Upon the question of a general remand of this case, we observe that with respect to the conditions obtaining, when he was preparing to land the plane, plaintiff testified, without objection, that, "On my left side, as I came around that final approach to the field, oil spray from the engine foamed up and left a limited visibility, and at the time I was making the approach the last visibility was wiped out, and as I looked to the other side it was too late to do anything. * * * I started my approach at sixty miles an hour, and at the time my windshield became sprayed with oil. The plane began to feel slow. The speed indicator was registered on sixty. The field push control service indicated it was not flying sixty miles per hour but it was obviously at a slower speed, I should say would be fifty miles per hour or under fifty miles per hour. * * * And as I was still trying to look out of the plane I tapped on the instrument panel * * * to see if possibly it were the speed indicator was defective or if the meter would jar loose or was stuck or what would happen. As I glanced to it again the meter had dropped to a little below fifty miles per hour, and I was too close to regain speed, and the plane wouldn't speed fast enough to gain speed, and my poor visibility was added to that."
When that testimony was sought to be developed defendant's objection that, "there is no allegation in the petition alleging defendant was responsible for any oil being sprayed. It constitutes an entire departure from what they plead in the petition," was sustained. The trial court ruled that it was "not plead as a ground of negligence." Defendant's counsel stated that defendant was "not here to meet that proof." Plaintiff made certain offers of proof with respect to the oil spray and the speed indicator which the trial court, under the pleadings, refused to permit. Plaintiff's counsel thereafter moved for leave to amend his petition to conform to the proof so as to include the above matters, but did not offer to take a general continuance of the trial of the case to give defendant an opportunity to prepare to meet that new evidence. Defendant's counsel objected to any amendment, stating, "We are not prepared to meet any theory such as counsel offers at this late date", etc. The trial court denied the motion for leave to amend the petition. And we do not rule that, under the circumstances then before it, the trial court erred or abused its discretion in so ruling. Such question is not here for ruling. We refer to the above as tending to establish the possibility that plaintiff may not have fully developed or exhausted his case, and as bearing on whether we should remand.
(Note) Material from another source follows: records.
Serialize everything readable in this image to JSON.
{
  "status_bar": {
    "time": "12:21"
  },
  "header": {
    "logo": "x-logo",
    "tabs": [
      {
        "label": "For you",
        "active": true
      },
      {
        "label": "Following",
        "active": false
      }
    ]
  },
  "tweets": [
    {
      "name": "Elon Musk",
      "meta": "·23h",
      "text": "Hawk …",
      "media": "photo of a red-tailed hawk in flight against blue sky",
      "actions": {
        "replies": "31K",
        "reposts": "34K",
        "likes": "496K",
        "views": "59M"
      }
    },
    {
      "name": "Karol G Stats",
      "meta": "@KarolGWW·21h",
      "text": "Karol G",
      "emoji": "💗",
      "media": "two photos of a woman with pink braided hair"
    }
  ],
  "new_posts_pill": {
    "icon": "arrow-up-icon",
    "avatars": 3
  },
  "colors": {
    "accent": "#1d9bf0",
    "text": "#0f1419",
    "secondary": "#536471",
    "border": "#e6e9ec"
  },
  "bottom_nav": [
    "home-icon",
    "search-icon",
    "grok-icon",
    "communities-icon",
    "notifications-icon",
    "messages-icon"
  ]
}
We reserve our views as to the merits of any questions not presently before us.
Inasmuch as plaintiff may desire to amend his petition, the judgment appealed from will be reversed and remanded. It is so ordered.